The workshop, “Enabling Transit-oriented Development”, focused on station area planning around the Koyembedu metro station, set to be the first to open when Chennai metro rail begins operation within the next three years. Peter Park opened the workshop with an overview of international best practices in TOD, and discussion of his work as a city planner for the cities of Denver and Milwaukee. This included increasing neighborhood density, creating more infrastructure for cyclists and pedestrians, and reforming land use codes to allow for less parking and more walkable, accessible places around transit. One project that piqued quite a bit of interest was Park’s removal of a flyover in Milkaukee, and his demonstration and encouragement of highway removal in other cities around the world. This was of significant interest in Chennai, as flyovers are a common sight, and building more of them is often considered inevitable.
Ms. Neela Munshi gave an engaging presentation on the planned transformation of Ahmedabad, which boasts India’s most high quality bus rapid transit system – Janmarg. New land use regulations allow for greater density in the city’s central business district, new affordable housing provisions and reduced parking requirements. Ahmedabad abolished lot coverage requirments to enhance the public realm by bringing buildings closer to property lines. The city now also grants density bonuses to developers who wish to build more density around transit, which will help pay for streetscape improvements.
Mr. Kumar Rajaraman, Managing Director of Chennai Metro Rail, noted that the visions produced as part of Our Cities Ourselves showing new footpaths and dedicated bus lanes is the kind of forward-looking planning that is missing in Chennai. “People need to imagine what the future of Chennai can be, and work to make it better,” said Mr. Rajaraman.
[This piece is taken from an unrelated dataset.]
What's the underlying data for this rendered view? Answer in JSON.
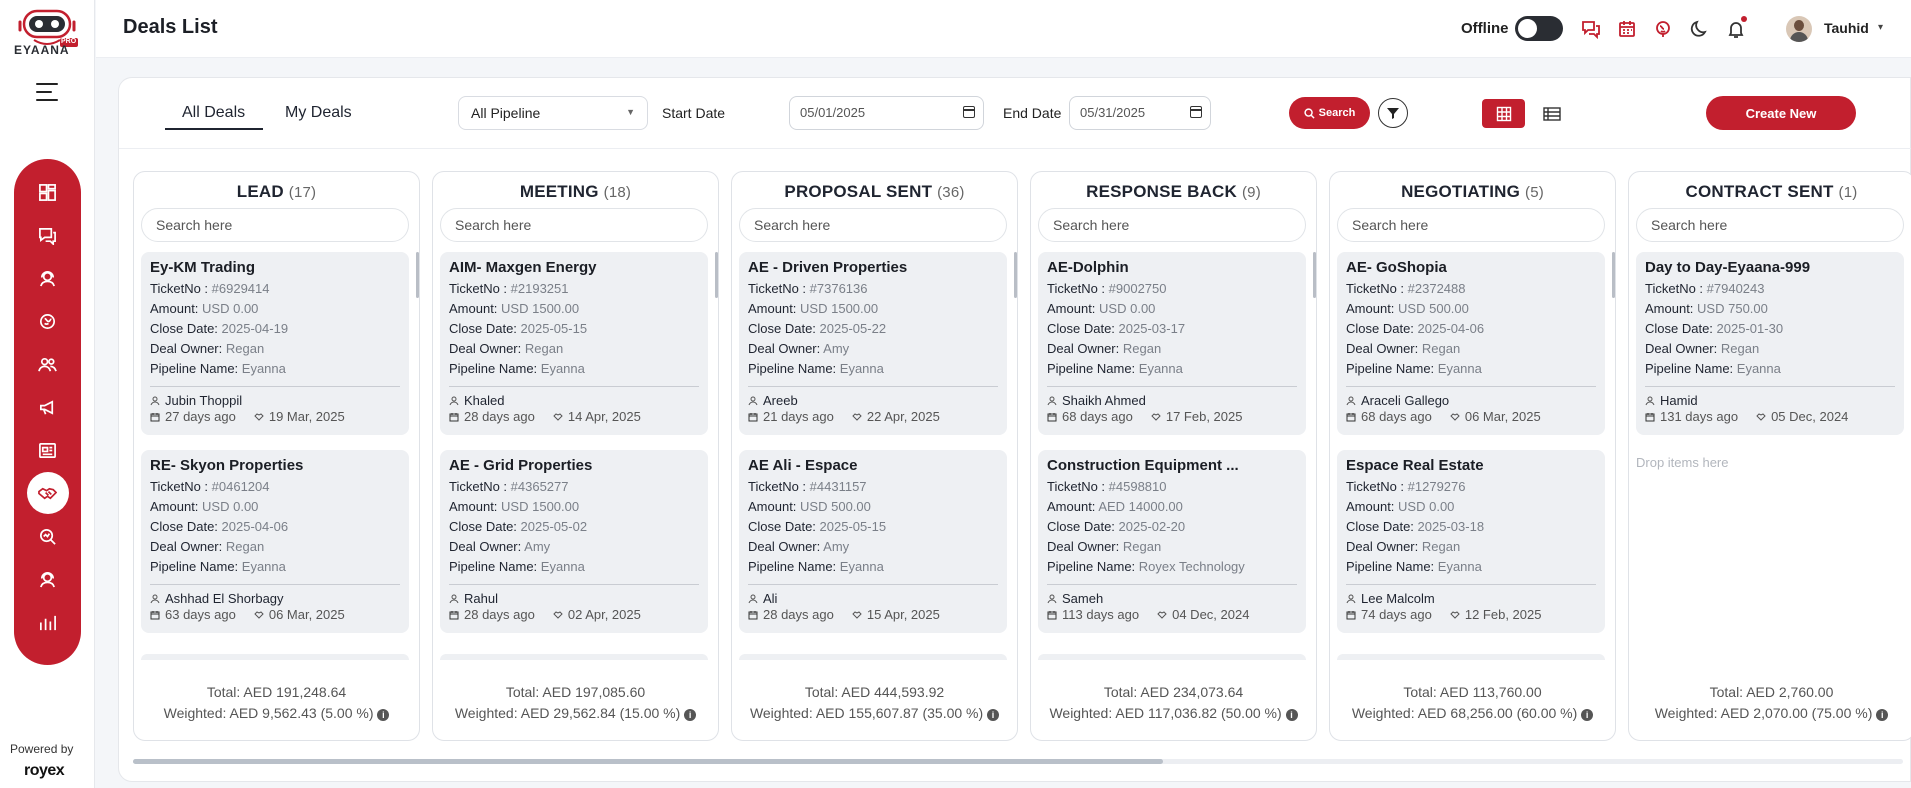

OCO Chennai is a workshop series and exhibition supported by ClimateWorks Foundation and Volvo Research and Educational Foundations, that offers solutions to support walking, cycling, and mass transport options for a more sustainable future.